Senders is currently in open beta and accepting sign-ups now, so potential users can see whether or not it’s useful for daily emailing. Are you going to give it a spin? Let us know in the comments below.
New Site will use Data to Find Top Data Talent
Fancy hiring more superior data scientists without the need to write lengthy job ads or spend lots of time trawling through candidate after candidate on LinkedIn? Well, that’s exactly what Correlation One, a brand new job matching tool, is claiming to be able to help recruiters do.
Correlation One is a talent platform focused exclusively on data scientists, that helps employers validate, source, and hire “outstanding data scientists”. The company have developed a set of holistic and practical tests that assess a range of skills including data wrangling, data exploration, data visualisation, interpretation, and clear communication of results to business stakeholders. In this way, they test the life-cycle of data science work in a setting that quickly identifies candidates who can add value and solve real business problems with data. This, according to the company’s website, “helps employers save time and make the best hires”.
For more information, check out the company’s website.
Most Ingenious Use of Snapchat for Recruitment Yet?
While the buzz around Snapchat for recruitment continues to grow on a day by day basis, it jumped up to another level this week after Space150, a digital advertising agency, announced that they will be using the app to recruit interns for their prestigious summer placement scheme.
The process is certainly more interactive than the average candidate interview, with the hopeful interns expected to complete several challenging tasks using just their SnapChat account. Each applicant must create a Snapchat story for Space150’s clients based on the 2020 theme – the list of clients in question include Sony, Nike, and Disney. SnapChat has over 100 million daily active users, which means that the competition for the 10 placements will be extremely competitive.
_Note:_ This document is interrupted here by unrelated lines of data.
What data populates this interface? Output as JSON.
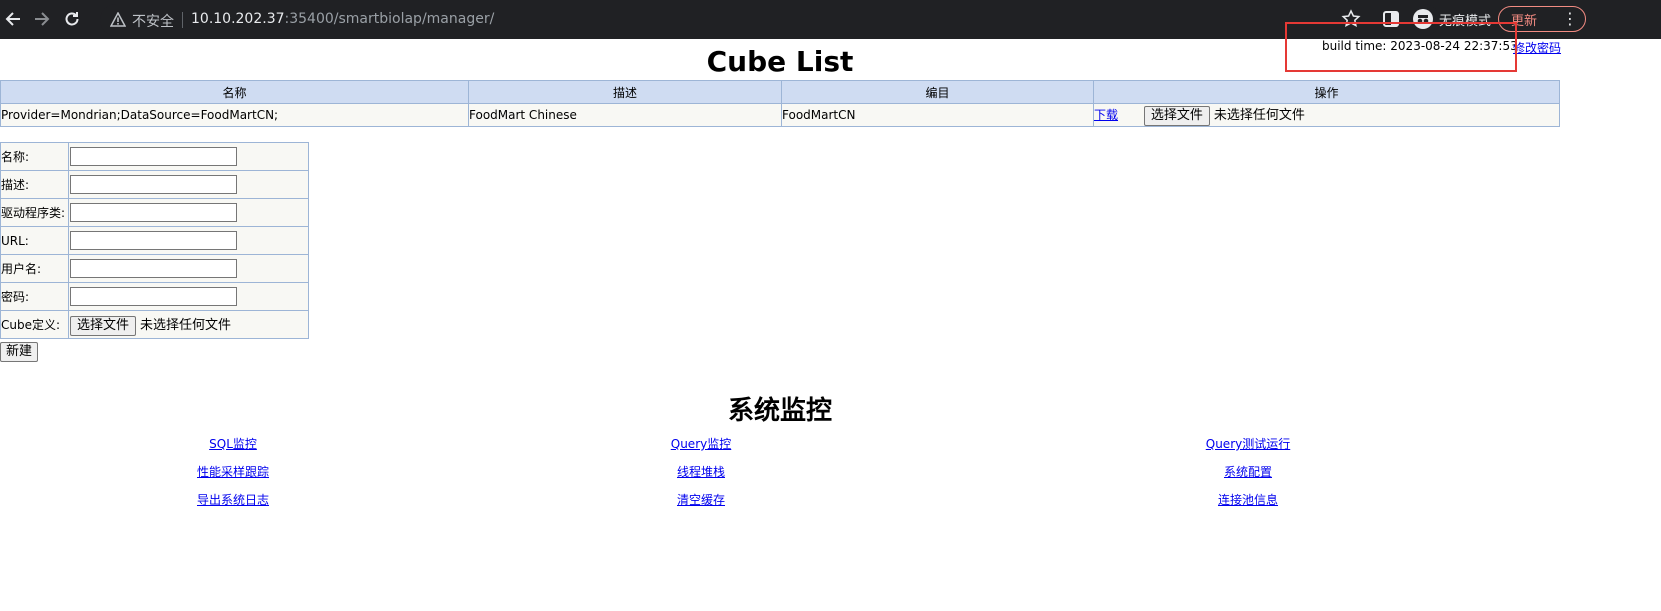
{
  "browser": {
    "insecure_label": "不安全",
    "url_host": "10.10.202.37",
    "url_rest": ":35400/smartbiolap/manager/",
    "incognito_label": "无痕模式",
    "update_label": "更新"
  },
  "header": {
    "build_time": "build time: 2023-08-24 22:37:53",
    "change_password": "修改密码"
  },
  "cube_list": {
    "title": "Cube List",
    "columns": [
      "名称",
      "描述",
      "编目",
      "操作"
    ],
    "rows": [
      {
        "name": "Provider=Mondrian;DataSource=FoodMartCN;",
        "description": "FoodMart Chinese",
        "catalog": "FoodMartCN",
        "download_label": "下载",
        "choose_file_label": "选择文件",
        "no_file_label": "未选择任何文件"
      }
    ]
  },
  "form": {
    "name_label": "名称:",
    "desc_label": "描述:",
    "driver_label": "驱动程序类:",
    "url_label": "URL:",
    "user_label": "用户名:",
    "password_label": "密码:",
    "cube_def_label": "Cube定义:",
    "choose_file_label": "选择文件",
    "no_file_label": "未选择任何文件",
    "create_label": "新建"
  },
  "monitor": {
    "title": "系统监控",
    "links": {
      "sql_monitor": "SQL监控",
      "query_monitor": "Query监控",
      "query_test_run": "Query测试运行",
      "perf_sampling": "性能采样跟踪",
      "thread_stack": "线程堆栈",
      "system_config": "系统配置",
      "export_log": "导出系统日志",
      "clear_cache": "清空缓存",
      "pool_info": "连接池信息"
    }
  }
}
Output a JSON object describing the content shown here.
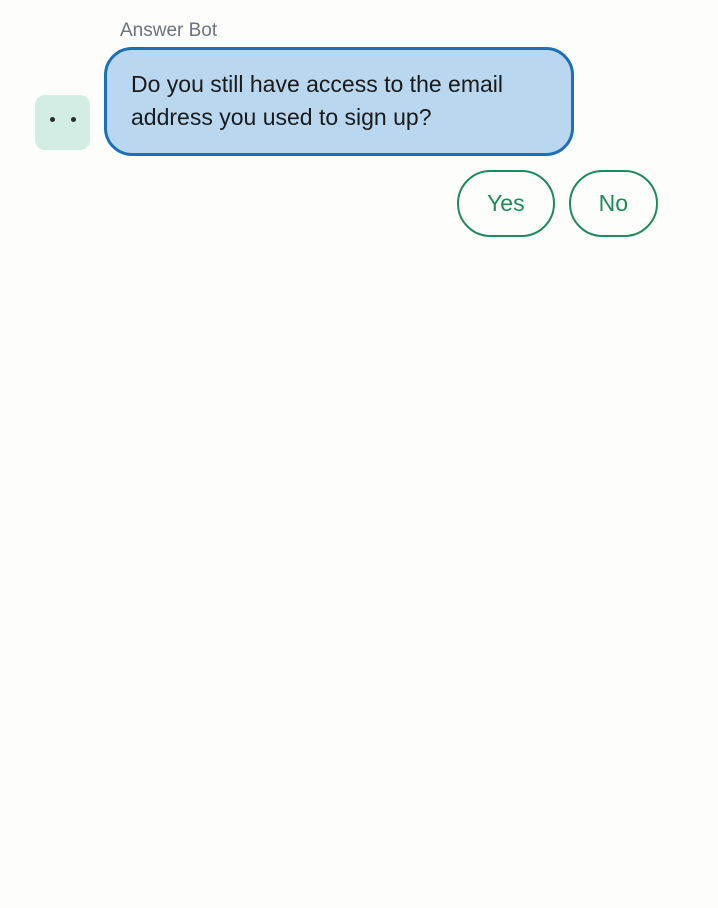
{
  "bot": {
    "name": "Answer Bot"
  },
  "message": {
    "text": "Do you still have access to the email address you used to sign up?"
  },
  "responses": {
    "yes": "Yes",
    "no": "No"
  }
}
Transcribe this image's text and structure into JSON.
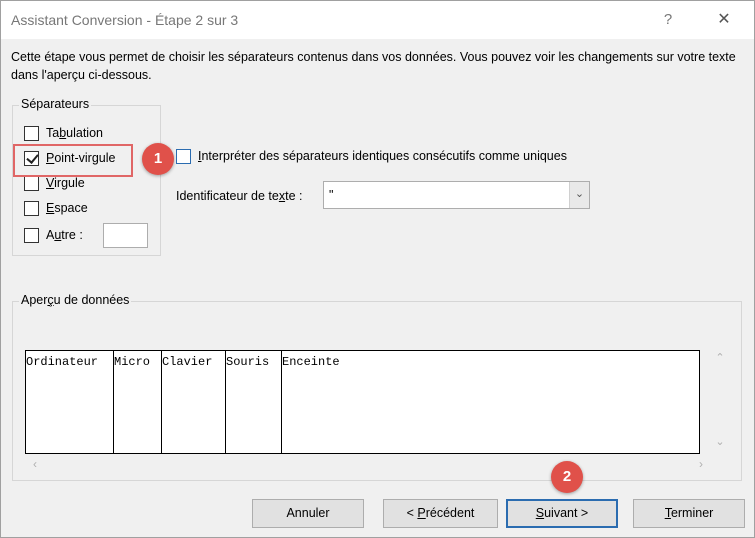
{
  "window": {
    "title": "Assistant Conversion - Étape 2 sur 3",
    "help_glyph": "?",
    "close_glyph": "✕"
  },
  "description": "Cette étape vous permet de choisir les séparateurs contenus dans vos données. Vous pouvez voir les changements sur votre texte dans l'aperçu ci-dessous.",
  "separators": {
    "legend": "Séparateurs",
    "items": [
      {
        "label_pre": "Ta",
        "label_u": "b",
        "label_post": "ulation",
        "checked": false
      },
      {
        "label_pre": "",
        "label_u": "P",
        "label_post": "oint-virgule",
        "checked": true
      },
      {
        "label_pre": "",
        "label_u": "V",
        "label_post": "irgule",
        "checked": false
      },
      {
        "label_pre": "",
        "label_u": "E",
        "label_post": "space",
        "checked": false
      },
      {
        "label_pre": "A",
        "label_u": "u",
        "label_post": "tre :",
        "checked": false
      }
    ],
    "other_value": ""
  },
  "consecutive": {
    "label_u": "I",
    "label_post": "nterpréter des séparateurs identiques consécutifs comme uniques",
    "checked": false
  },
  "qualifier": {
    "label_pre": "Identificateur de te",
    "label_u": "x",
    "label_post": "te :",
    "value": "\""
  },
  "preview": {
    "legend_pre": "Aper",
    "legend_u": "ç",
    "legend_post": "u de données",
    "columns": [
      "Ordinateur",
      "Micro",
      "Clavier",
      "Souris",
      "Enceinte"
    ]
  },
  "annotations": {
    "badge1": "1",
    "badge2": "2"
  },
  "buttons": {
    "cancel": "Annuler",
    "previous_pre": "< ",
    "previous_u": "P",
    "previous_post": "récédent",
    "next_u": "S",
    "next_post": "uivant >",
    "finish_u": "T",
    "finish_post": "erminer"
  },
  "colors": {
    "accent": "#2b6cb0",
    "badge": "#e0514a",
    "highlight": "#e06666"
  }
}
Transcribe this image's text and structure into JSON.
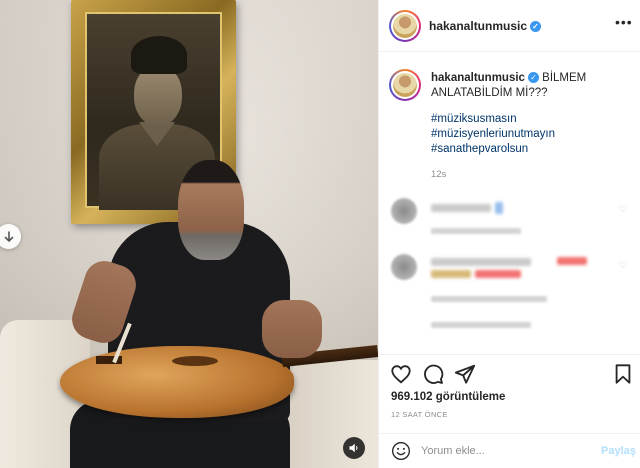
{
  "post": {
    "username": "hakanaltunmusic",
    "caption": "BİLMEM ANLATABİLDİM Mİ???",
    "hashtags": [
      "#müziksusmasın",
      "#müzisyenleriunutmayın",
      "#sanathepvarolsun"
    ],
    "caption_time": "12s"
  },
  "stats": {
    "views": "969.102 görüntüleme",
    "time_ago": "12 SAAT ÖNCE"
  },
  "comment_box": {
    "placeholder": "Yorum ekle...",
    "post_label": "Paylaş"
  },
  "icons": {
    "more": "more-options-icon",
    "verified": "verified-badge-icon",
    "like": "heart-icon",
    "comment": "comment-icon",
    "share": "send-icon",
    "save": "bookmark-icon",
    "emoji": "smiley-icon",
    "scroll": "arrow-down-icon",
    "sound": "speaker-icon"
  },
  "colors": {
    "hashtag": "#003569",
    "verified": "#3897f0",
    "post_button_disabled": "#b2dffc"
  }
}
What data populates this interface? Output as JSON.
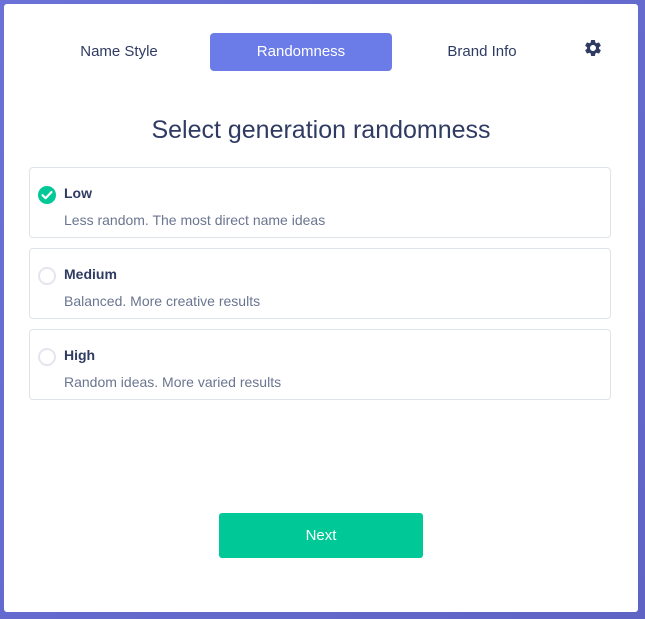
{
  "tabs": [
    {
      "label": "Name Style",
      "active": false
    },
    {
      "label": "Randomness",
      "active": true
    },
    {
      "label": "Brand Info",
      "active": false
    }
  ],
  "settings_icon": "gear-icon",
  "title": "Select generation randomness",
  "options": [
    {
      "label": "Low",
      "description": "Less random. The most direct name ideas",
      "selected": true
    },
    {
      "label": "Medium",
      "description": "Balanced. More creative results",
      "selected": false
    },
    {
      "label": "High",
      "description": "Random ideas. More varied results",
      "selected": false
    }
  ],
  "next_label": "Next",
  "colors": {
    "accent": "#6b7ce9",
    "success": "#00c896",
    "text": "#2f3b63",
    "muted": "#6a7590"
  }
}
The emerging use of Snapchat’s geofilters – a setting which records the time and location of each photo – has the ability to redesign the entire recruitment process. Recruiters can now see where their top talent lies, and has only to reach out to them to determine who the best fit for the role is.
Undergrad Candidate Raps CV to Star-struck Recruiters
Move over Drake. Step aside Lil’ Wayne. There’s a new kid in town and his name is… Pitambar Dayal. Ok, so it mightn’t be quite as catchy as your average rapper alter ego, but Pitambar is turning heads for his rapping skills the world over.
Pitambar is a biomedical engineering student at the New Jersey Institute of Technology, USA, who decided that writing his CV down was far too mainstream. So instead, he rapped his resumé at recruiters in the hopes that one would shake his hand. Here’s what happened next:
Bow Down to the Most Bizarre Job Ad of 2016
We love an alternative job ad here at Social Talent, which is why we’d like to give a special hat tip to the creator’s of 2016’s wackiest job ad so far – one looking to hire a “Professional Bogan”.
For those of you unfamiliar with Australian slang, a “bogan” is the phrase coined to describe an unsophisticated or uncouth person, often of low socio-economic status. The UK equivalent being a “chav” and the US equivalent a “redneck”.
The Perth-based role was advertised on job board Seek.com.au under the arts, media and performing arts section, and lists essential requirements as “an unbridled love of Ozzie culture”, “rockstar attitude”, “available to work weekends like a legend” and to be able to “provide your own flanno” (that’s a flannel shirt to you and me). With a desirable skill of being able to sing “all the lyrics to Thunderstruck” the AC/DC classic.
The ad was posted by promoters The Gelo Company for Bogan Bingo nights at Rosie O’Grady’s pub starting later this month, with the successful applicant doing the oh-so important job of calling the bingo.
Check out the full ad below, and if you feel like applying yourself (yeah, the hell wouldn’t you?!) all you need to do is fill out this form: